The Supreme Court has also enquired the Centre about oxygen supply, distribution of emergency medicines, vaccination, etc, as part of the same case. The SC asked the Centre about the steps that are being taken to ensure that oxygen tankers and cylinders reach all hospitals and the amount of oxygen that is being supplied to each hospital. It also asked the Centre to produce complete details on the restrictions and actions taken on the lines of lockdown.
Furthermore, the SC asked if the poor and underprivileged people have internet access, and how they are able to register themselves for vaccination otherwise.It also asked how those working in cemeteries are being vaccinated, and if the Centre implementing Section 92 of the Patent Act. The SC also asked why there is a difference in the prices of vaccine doses being sold to central and state governments, and asked why the collection is not being carried out entirely by the Centre.
The SC also asked how vaccine manufacturers are maintaining equality between states in order to provide doses, and why the Centre did not follow the national immunization program procedures. The Center has also been asked about the population between the ages of 18-44, and the steps that are being taken to vaccinate this population.
The court asked the Centre to submit a record of how it plans to control corona treatment prices, and how are medical staff are overcoming shortages, The Centre has also been asked how temporary treatment centers were being set up if there was a shortage of beds in hospitals.
Going a step ahead, the SC said that it is not wrong to seek help on social media and that false information should not be spread around social media, which would make citizens panic.
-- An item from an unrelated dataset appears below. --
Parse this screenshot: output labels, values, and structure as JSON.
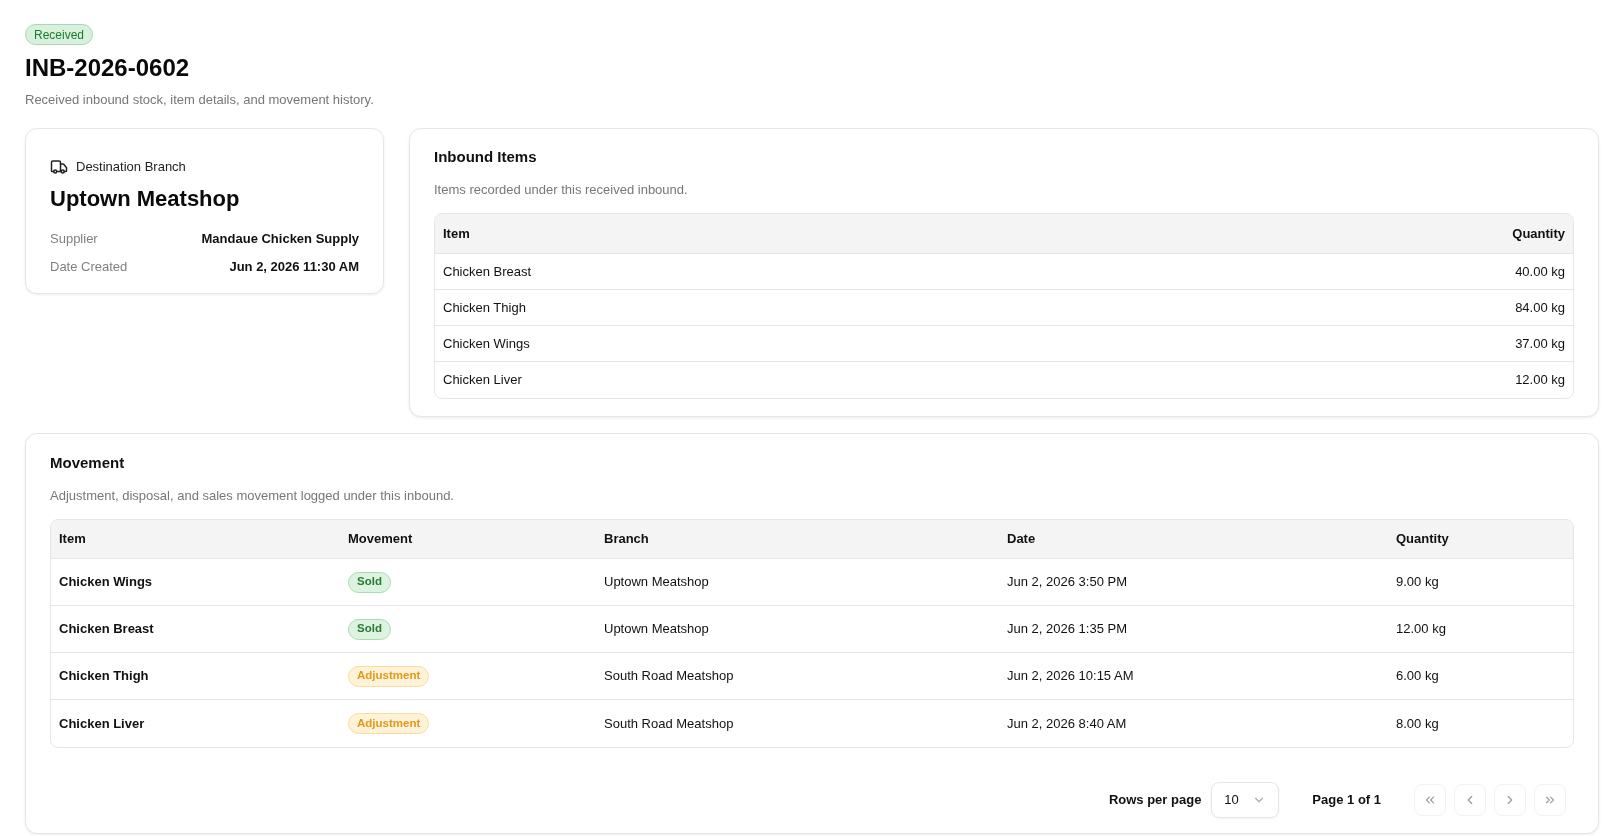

The SC also said that no action should be taken against anyone who is seeking medical help on social media by the center and that it would be considered contempt of court if such a thing was done.